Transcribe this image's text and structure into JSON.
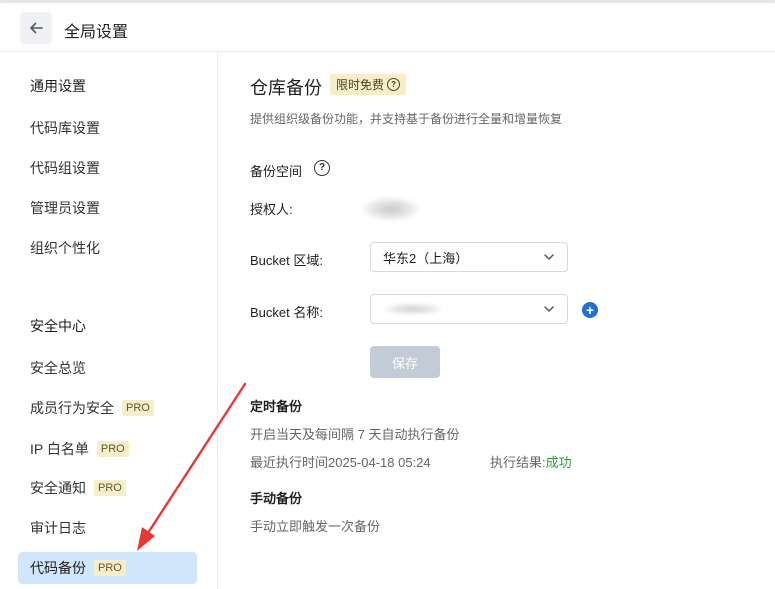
{
  "header": {
    "title": "全局设置",
    "back_icon": "arrow-left-icon"
  },
  "sidebar": {
    "general_heading": "通用设置",
    "general_items": [
      {
        "label": "代码库设置"
      },
      {
        "label": "代码组设置"
      },
      {
        "label": "管理员设置"
      },
      {
        "label": "组织个性化"
      }
    ],
    "security_heading": "安全中心",
    "security_items": [
      {
        "label": "安全总览"
      },
      {
        "label": "成员行为安全",
        "badge": "PRO"
      },
      {
        "label": "IP 白名单",
        "badge": "PRO"
      },
      {
        "label": "安全通知",
        "badge": "PRO"
      },
      {
        "label": "审计日志"
      },
      {
        "label": "代码备份",
        "badge": "PRO",
        "active": true
      }
    ]
  },
  "main": {
    "title": "仓库备份",
    "free_badge": "限时免费",
    "description": "提供组织级备份功能，并支持基于备份进行全量和增量恢复",
    "backup_space": {
      "label": "备份空间",
      "authorizer_label": "授权人:",
      "bucket_region_label": "Bucket 区域:",
      "bucket_region_value": "华东2（上海）",
      "bucket_name_label": "Bucket 名称:",
      "save_label": "保存"
    },
    "scheduled": {
      "title": "定时备份",
      "description": "开启当天及每间隔 7 天自动执行备份",
      "last_run_label": "最近执行时间2025-04-18 05:24",
      "result_label": "执行结果:",
      "result_value": "成功"
    },
    "manual": {
      "title": "手动备份",
      "description": "手动立即触发一次备份"
    }
  },
  "colors": {
    "accent": "#1f6fd6",
    "active_bg": "#cfe6fb",
    "pro_badge_bg": "#f6eec9",
    "success": "#2e9e3e",
    "annotation_arrow": "#e53935"
  }
}
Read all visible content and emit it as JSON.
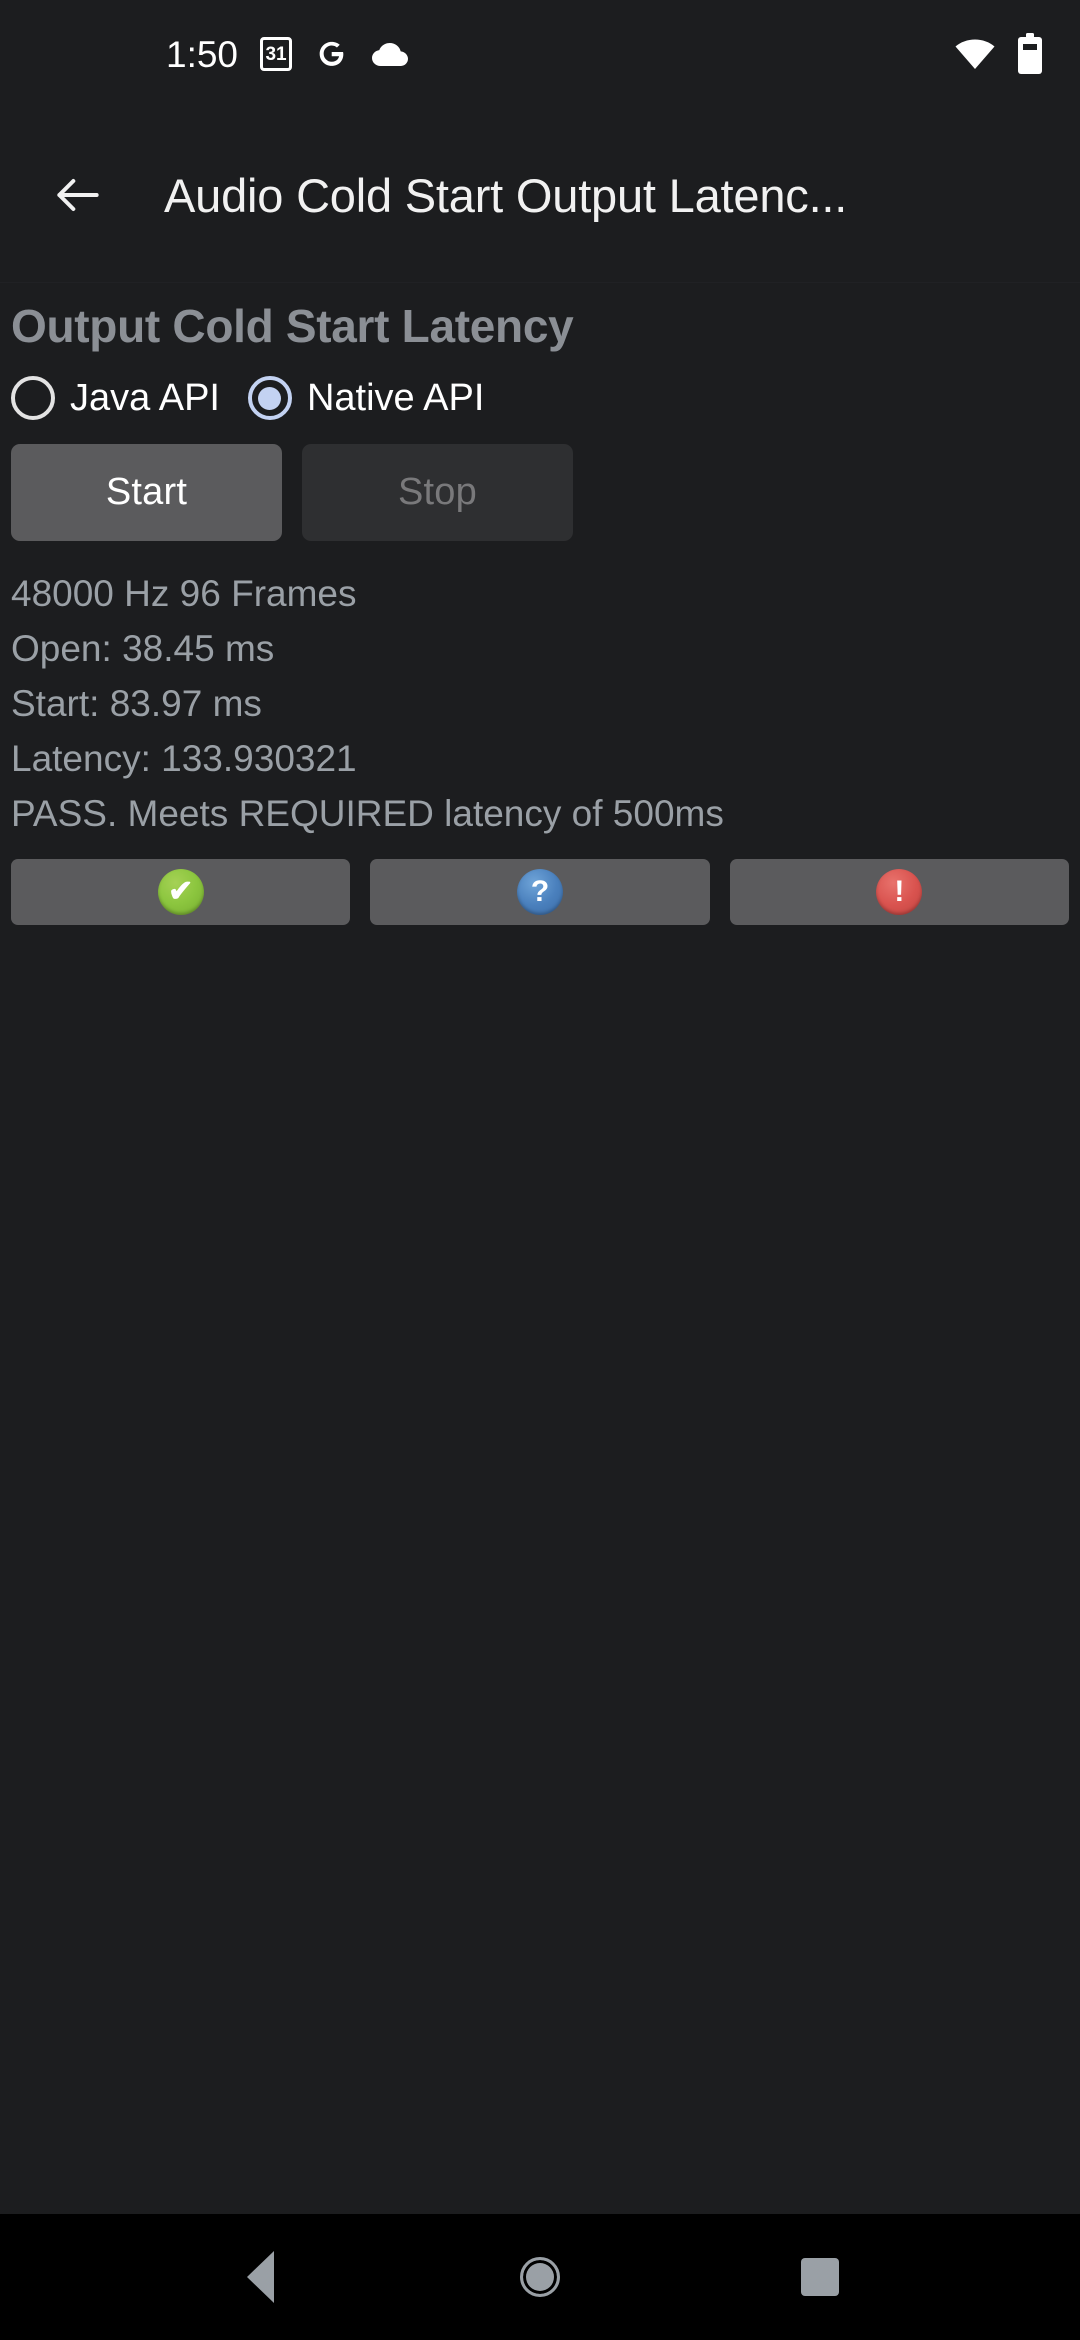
{
  "status_bar": {
    "time": "1:50",
    "calendar_day": "31",
    "icons": [
      "calendar-31-icon",
      "google-g-icon",
      "cloud-icon",
      "wifi-icon",
      "battery-icon"
    ]
  },
  "app_bar": {
    "back_icon": "back-arrow-icon",
    "title": "Audio Cold Start Output Latenc..."
  },
  "main": {
    "heading": "Output Cold Start Latency",
    "api_options": [
      {
        "label": "Java API",
        "selected": false
      },
      {
        "label": "Native API",
        "selected": true
      }
    ],
    "buttons": {
      "start_label": "Start",
      "start_enabled": true,
      "stop_label": "Stop",
      "stop_enabled": false
    },
    "results": [
      "48000 Hz 96 Frames",
      "Open: 38.45 ms",
      "Start: 83.97 ms",
      "Latency: 133.930321",
      "PASS. Meets REQUIRED latency of 500ms"
    ],
    "status_buttons": [
      {
        "icon": "check-circle-icon",
        "glyph": "✔",
        "color": "#8cc63f"
      },
      {
        "icon": "question-circle-icon",
        "glyph": "?",
        "color": "#4a80bd"
      },
      {
        "icon": "error-circle-icon",
        "glyph": "!",
        "color": "#d9534f"
      }
    ]
  },
  "nav_bar": {
    "back": "nav-back-button",
    "home": "nav-home-button",
    "recents": "nav-recents-button"
  },
  "colors": {
    "background": "#1c1d1f",
    "nav_background": "#000000",
    "accent_radio": "#c3d2f2",
    "secondary_text": "#9aa0a6",
    "heading_text": "#8b8f95",
    "button_enabled": "#5b5b5d",
    "button_disabled": "#2e2f31"
  }
}
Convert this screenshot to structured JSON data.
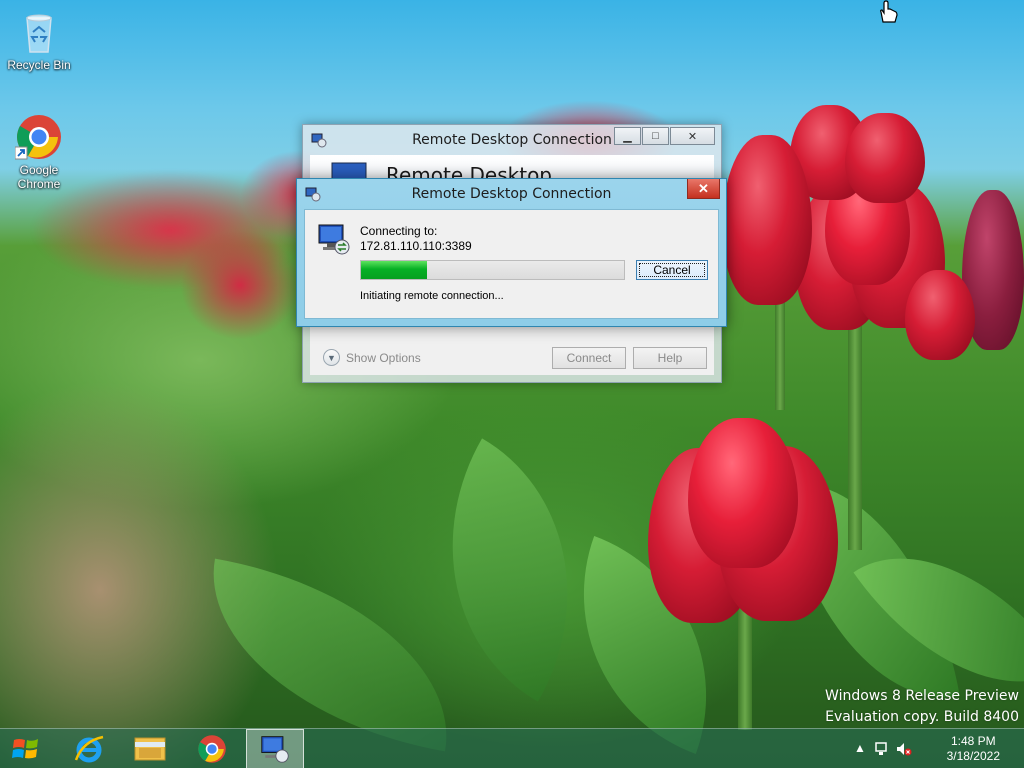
{
  "desktop": {
    "icons": [
      {
        "label": "Recycle Bin"
      },
      {
        "label": "Google Chrome"
      }
    ],
    "watermark": {
      "line1": "Windows 8 Release Preview",
      "line2": "Evaluation copy. Build 8400"
    }
  },
  "back_window": {
    "title": "Remote Desktop Connection",
    "banner_text": "Remote Desktop",
    "show_options": "Show Options",
    "connect_label": "Connect",
    "help_label": "Help"
  },
  "dialog": {
    "title": "Remote Desktop Connection",
    "connecting_label": "Connecting to:",
    "address": "172.81.110.110:3389",
    "progress_fraction": 0.25,
    "cancel_label": "Cancel",
    "status": "Initiating remote connection..."
  },
  "taskbar": {
    "apps": [
      {
        "name": "internet-explorer"
      },
      {
        "name": "file-explorer"
      },
      {
        "name": "google-chrome"
      },
      {
        "name": "remote-desktop",
        "active": true
      }
    ],
    "time": "1:48 PM",
    "date": "3/18/2022"
  },
  "colors": {
    "progress_green": "#06b025",
    "close_red": "#c4301f",
    "sky": "#3ab3e6"
  }
}
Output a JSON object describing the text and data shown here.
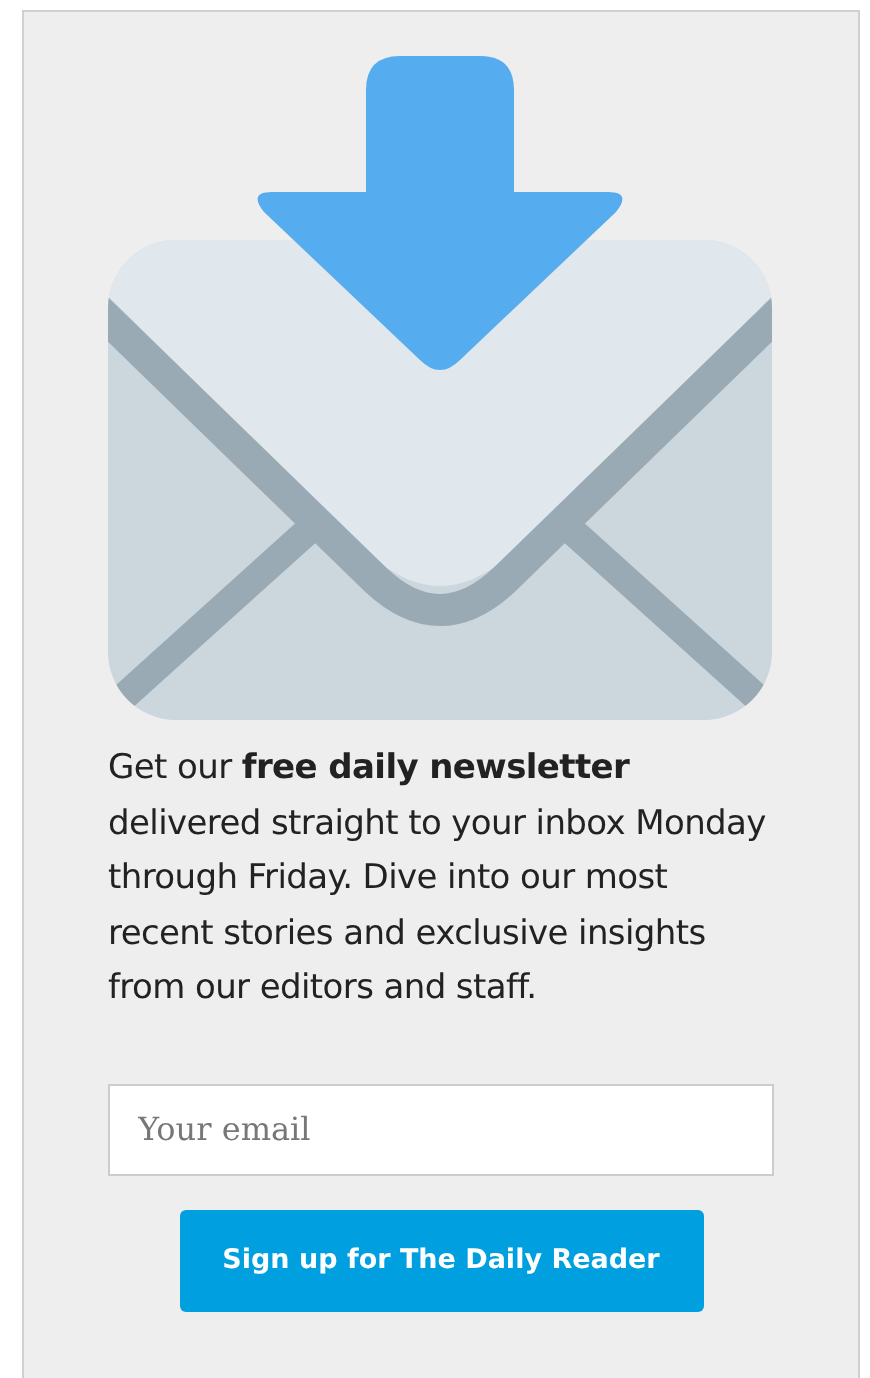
{
  "description": "Get our **free daily newsletter** delivered straight to your inbox Monday through Friday. Dive into our most recent stories and exclusive insights from our editors and staff.",
  "email_field": {
    "placeholder": "Your email"
  },
  "signup_button": {
    "label": "Sign up for The Daily Reader"
  }
}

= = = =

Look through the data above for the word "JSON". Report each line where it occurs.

Task response —
Transcribe this image's text and structure into JSON.
Read all visible content and emit it as JSON.
Convert this screenshot to structured JSON data.
Output a JSON object describing the text and data shown here.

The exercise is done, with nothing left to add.